▸ **Element data from apps and pages**

========================================

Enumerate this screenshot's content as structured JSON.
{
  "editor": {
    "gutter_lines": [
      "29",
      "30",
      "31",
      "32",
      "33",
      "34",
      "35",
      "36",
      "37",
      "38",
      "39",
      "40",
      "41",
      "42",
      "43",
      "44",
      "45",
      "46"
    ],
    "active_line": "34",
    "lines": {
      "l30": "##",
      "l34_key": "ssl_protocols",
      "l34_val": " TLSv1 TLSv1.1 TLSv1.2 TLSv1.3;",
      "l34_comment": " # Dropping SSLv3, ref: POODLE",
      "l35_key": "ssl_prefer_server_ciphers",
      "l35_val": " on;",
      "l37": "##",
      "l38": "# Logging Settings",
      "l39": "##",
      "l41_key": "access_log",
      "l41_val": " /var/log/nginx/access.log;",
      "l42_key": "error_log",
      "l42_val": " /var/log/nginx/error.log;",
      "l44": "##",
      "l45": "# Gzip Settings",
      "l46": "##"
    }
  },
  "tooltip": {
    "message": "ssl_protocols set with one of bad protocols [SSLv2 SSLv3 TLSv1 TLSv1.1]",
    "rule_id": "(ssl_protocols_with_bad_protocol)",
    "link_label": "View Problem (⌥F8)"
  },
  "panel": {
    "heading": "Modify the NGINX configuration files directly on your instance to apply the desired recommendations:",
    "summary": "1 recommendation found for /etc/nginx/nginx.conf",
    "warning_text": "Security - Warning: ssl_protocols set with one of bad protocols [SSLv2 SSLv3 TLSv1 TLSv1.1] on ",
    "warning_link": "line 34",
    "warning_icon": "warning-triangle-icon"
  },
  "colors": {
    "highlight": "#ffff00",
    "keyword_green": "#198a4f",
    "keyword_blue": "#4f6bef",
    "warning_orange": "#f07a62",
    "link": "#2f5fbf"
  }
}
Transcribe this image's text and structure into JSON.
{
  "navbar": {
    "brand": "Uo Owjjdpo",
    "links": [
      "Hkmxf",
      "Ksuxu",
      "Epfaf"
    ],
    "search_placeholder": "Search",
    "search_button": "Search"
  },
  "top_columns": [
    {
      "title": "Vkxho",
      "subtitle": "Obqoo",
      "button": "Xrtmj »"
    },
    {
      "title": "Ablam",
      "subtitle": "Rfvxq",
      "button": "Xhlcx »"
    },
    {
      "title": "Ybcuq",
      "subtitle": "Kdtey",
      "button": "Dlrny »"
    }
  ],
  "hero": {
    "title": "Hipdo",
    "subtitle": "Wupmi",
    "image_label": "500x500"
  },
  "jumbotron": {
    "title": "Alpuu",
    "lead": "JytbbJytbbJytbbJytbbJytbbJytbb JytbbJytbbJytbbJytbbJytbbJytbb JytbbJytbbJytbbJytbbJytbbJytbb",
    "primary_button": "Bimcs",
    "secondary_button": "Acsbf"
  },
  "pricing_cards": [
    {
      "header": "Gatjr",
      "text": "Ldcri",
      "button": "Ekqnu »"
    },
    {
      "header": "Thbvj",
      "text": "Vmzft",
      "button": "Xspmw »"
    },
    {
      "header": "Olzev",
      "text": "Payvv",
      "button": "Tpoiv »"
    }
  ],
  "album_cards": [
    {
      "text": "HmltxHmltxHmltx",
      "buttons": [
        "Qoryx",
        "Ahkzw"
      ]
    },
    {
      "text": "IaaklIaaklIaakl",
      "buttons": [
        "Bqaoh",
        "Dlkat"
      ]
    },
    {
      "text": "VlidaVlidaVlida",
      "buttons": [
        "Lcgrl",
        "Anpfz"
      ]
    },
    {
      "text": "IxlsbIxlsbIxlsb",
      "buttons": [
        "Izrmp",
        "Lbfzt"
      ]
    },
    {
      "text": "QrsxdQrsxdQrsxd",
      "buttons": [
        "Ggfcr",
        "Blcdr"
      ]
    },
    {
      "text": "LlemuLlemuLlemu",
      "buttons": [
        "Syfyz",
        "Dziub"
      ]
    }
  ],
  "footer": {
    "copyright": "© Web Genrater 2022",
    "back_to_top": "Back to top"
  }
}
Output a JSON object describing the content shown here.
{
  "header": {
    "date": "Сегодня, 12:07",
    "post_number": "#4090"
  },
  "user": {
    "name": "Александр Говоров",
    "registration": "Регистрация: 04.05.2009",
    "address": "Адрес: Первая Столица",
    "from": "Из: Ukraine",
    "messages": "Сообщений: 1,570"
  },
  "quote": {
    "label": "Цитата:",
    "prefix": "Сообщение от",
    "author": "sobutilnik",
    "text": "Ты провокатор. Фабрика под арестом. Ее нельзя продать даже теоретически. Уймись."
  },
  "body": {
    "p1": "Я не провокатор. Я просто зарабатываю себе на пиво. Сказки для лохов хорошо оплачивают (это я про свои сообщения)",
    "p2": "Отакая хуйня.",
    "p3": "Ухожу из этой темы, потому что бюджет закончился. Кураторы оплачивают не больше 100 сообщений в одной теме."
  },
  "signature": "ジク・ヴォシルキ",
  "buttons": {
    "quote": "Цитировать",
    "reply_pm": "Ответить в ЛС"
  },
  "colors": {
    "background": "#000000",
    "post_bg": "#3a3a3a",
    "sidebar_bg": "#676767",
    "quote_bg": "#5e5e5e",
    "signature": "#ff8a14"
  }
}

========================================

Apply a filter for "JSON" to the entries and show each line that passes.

▸ **Solution**
Enumerate this screenshot's content as structured JSON.
Transcribe this image's text and structure into JSON.
Output a JSON object describing the content shown here.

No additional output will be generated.